Obviously having fun, and clearly unable to restrain himself, the judge concluded the opinion as follows:  “The Court must GRANT Defendant’s Motion.  But it does so hoping that the android head of Mr. Dick is someday found, perhaps in an Elysian field of Orange County, Dick’s homeland, choosing to dream of electric sheep.”


Warsaw Convention preempts passenger tort claim against airline

December 24, 2007

Small v. America West Airlines, Inc. (D.N.J. Oct. 30, 2007).  The passenger alleged that the airline was liable under the New Jersey Consumer Fraud Act because it had tortiously denied losing his baggage, thereby preventing him from filing a claim against his insurance company.  The airline argued that the passenger’s state law claim was preempted by the Warsaw Convention.  In response, the passenger contended that his claim was not preempted because he was seeking tort damages, not lost baggage damages, due to the airline’s misrepresentation that it had not lost his baggage.

The court did not buy the passenger’s creative argument.  It held that the passenger’s claim was preempted because the Convention requires that all baggage-related claims arising from international air carriage, sounding “in contract or in tort or otherwise,” be brought exclusively under the Convention.


Fifth Circuit vacates summary judgment against passenger in baggage case

September 30, 2007

Muoneke v. Air France (5th Cir. Tex. Sept. 17, 2007).  The day after her flight from Texas arrived in Nigeria, the passenger went to the airline’s lost baggage office at the airport and claimed that several items were missing from her checked baggage.  The passenger alleged that she submitted a written claim regarding the missing items during her visit to the baggage office, but the airline alleged that it had no record of having received such claim.
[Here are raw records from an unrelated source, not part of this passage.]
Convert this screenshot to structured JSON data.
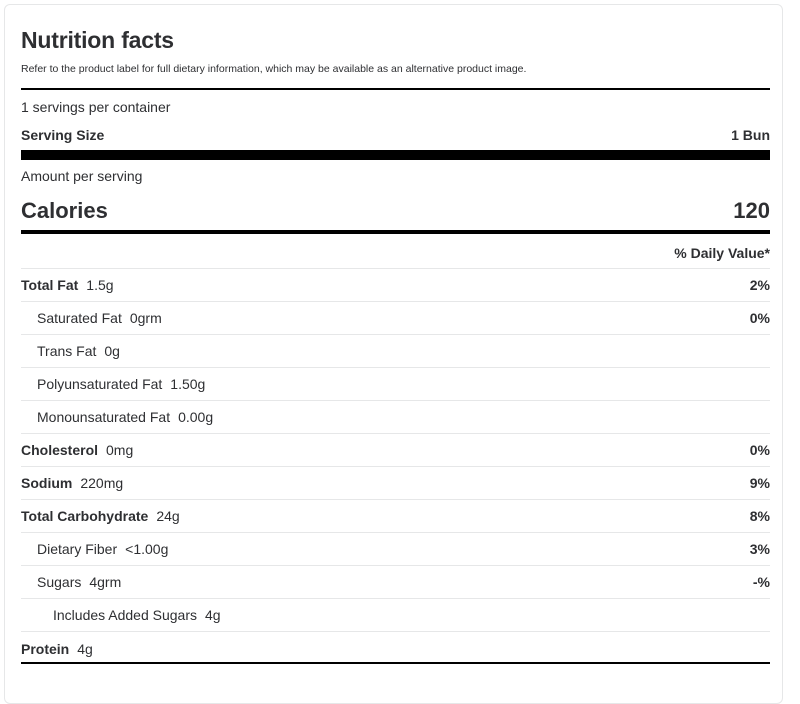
{
  "title": "Nutrition facts",
  "disclaimer": "Refer to the product label for full dietary information, which may be available as an alternative product image.",
  "servings_per_container": "1 servings per container",
  "serving_size": {
    "label": "Serving Size",
    "value": "1 Bun"
  },
  "amount_per_serving": "Amount per serving",
  "calories": {
    "label": "Calories",
    "value": "120"
  },
  "daily_value_header": "% Daily Value*",
  "nutrients": [
    {
      "name": "Total Fat",
      "amount": "1.5g",
      "dv": "2%"
    },
    {
      "name": "Saturated Fat",
      "amount": "0grm",
      "dv": "0%"
    },
    {
      "name": "Trans Fat",
      "amount": "0g",
      "dv": ""
    },
    {
      "name": "Polyunsaturated Fat",
      "amount": "1.50g",
      "dv": ""
    },
    {
      "name": "Monounsaturated Fat",
      "amount": "0.00g",
      "dv": ""
    },
    {
      "name": "Cholesterol",
      "amount": "0mg",
      "dv": "0%"
    },
    {
      "name": "Sodium",
      "amount": "220mg",
      "dv": "9%"
    },
    {
      "name": "Total Carbohydrate",
      "amount": "24g",
      "dv": "8%"
    },
    {
      "name": "Dietary Fiber",
      "amount": "<1.00g",
      "dv": "3%"
    },
    {
      "name": "Sugars",
      "amount": "4grm",
      "dv": "-%"
    },
    {
      "name": "Includes Added Sugars",
      "amount": "4g",
      "dv": ""
    },
    {
      "name": "Protein",
      "amount": "4g",
      "dv": ""
    }
  ]
}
The passenger filed a state court lawsuit against the airline, which removed the case to federal court.  The passenger moved that the case be remanded because the amount in controversy did not exceed $75,000.  The Fifth Circuit affirmed the trial court’s denial of the remand motion, holding that because the passenger’s complaint involved the interpretation and application of a treaty – the Warsaw Convention – the trial court had federal question jurisdiction, which has no dollar-amount requirement.
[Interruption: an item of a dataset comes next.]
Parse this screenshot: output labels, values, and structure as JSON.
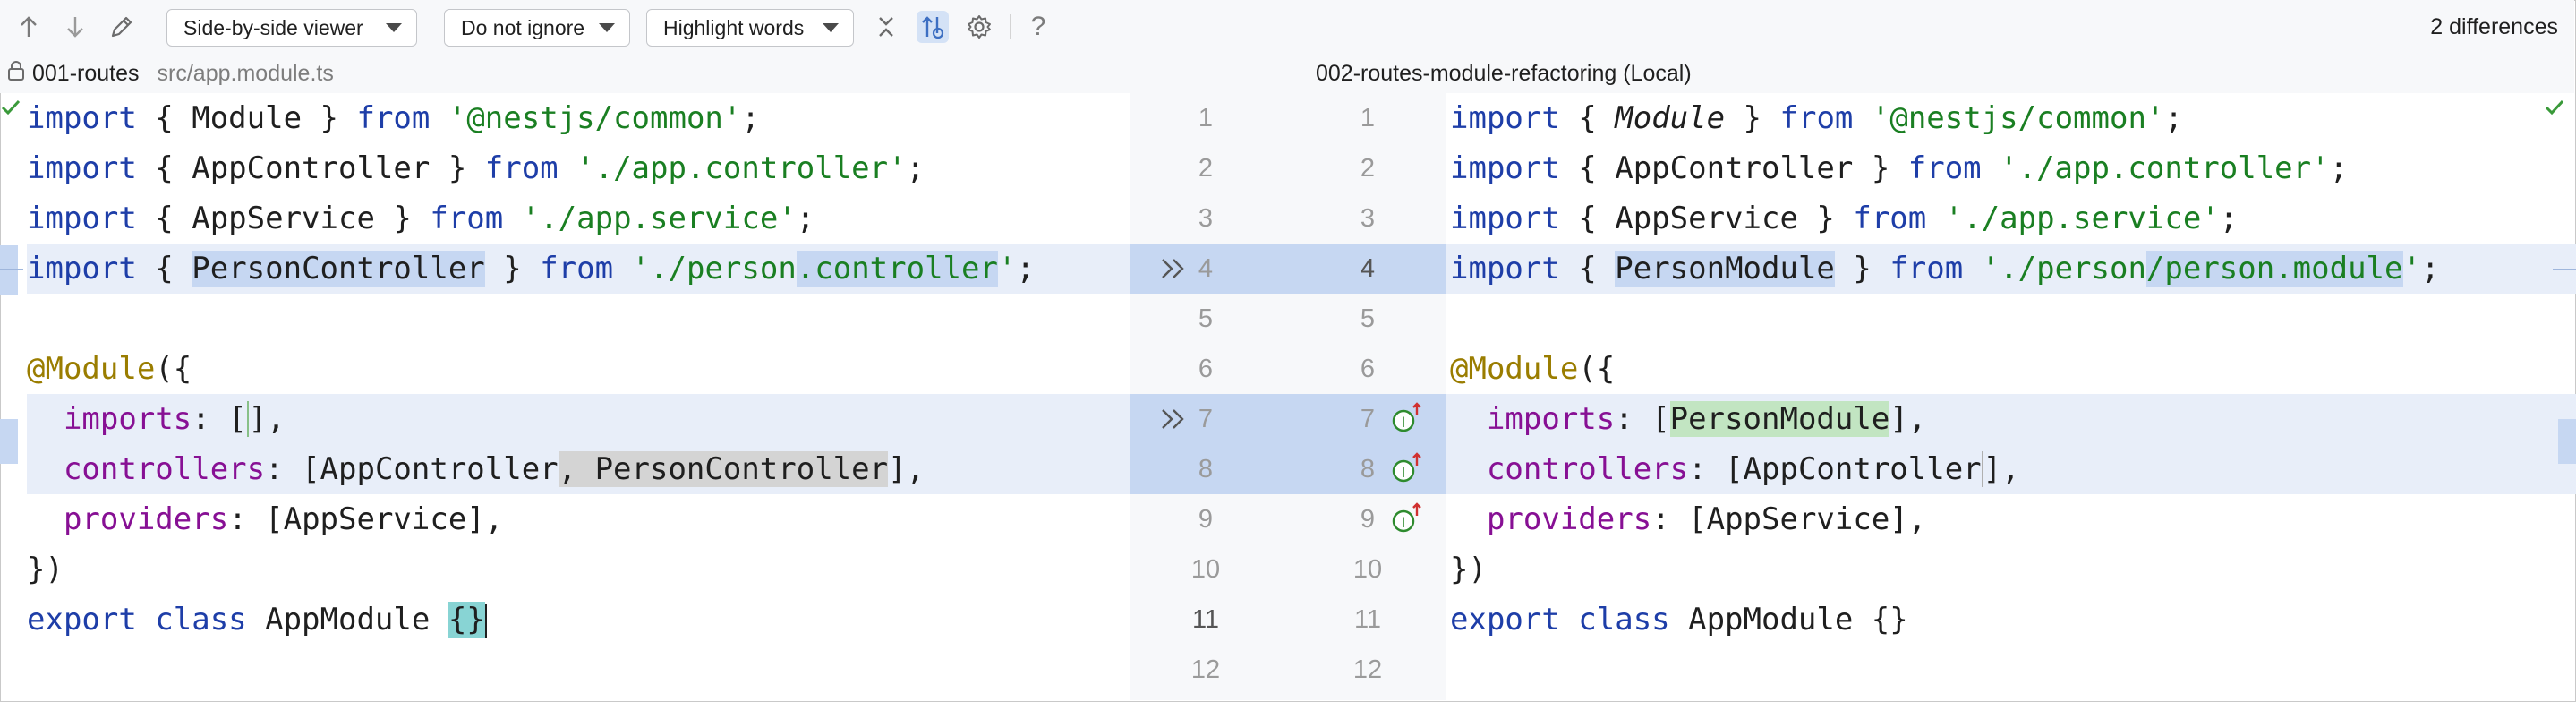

After the trial court denied the passenger’s remand motion, the airline moved for summary judgment on the grounds that the passenger had failed to submit a timely written claim under Article 26 of the Warsaw Convention and the airline’s contract of carriage, both of which required submission of a written claim within seven days of the passenger’s receipt of her baggage.  The Fifth Circuit vacated the trial court’s summary judgment for the airline, holding that the passenger’s submissions in opposition to the airline’s motion were sufficient to create a genuine issue of material fact as to whether she had submitted a written claim.

Note:  The Warsaw Convention and its successor, the Montreal Convention, impose time limits for submitting written claims for baggage and cargo damage and delay but not for loss.  However, neither Convention prohibits airlines from imposing their own time limits for submitting written loss claims (see, e.g., Khan v. Singapore Airlines, Ltd. (9th Cir. 1997)), and airlines typically impose such limits through their conditions of carriage.  Courts usually regard the delivery of baggage with some items missing, as occurred in the above case, as baggage damage rather than loss for purposes of Article 26.  See Maro Leather Co. v. Aerolineas Argentinas (N.Y.A.D. 1988).


Follow

Get every new post delivered to your Inbox.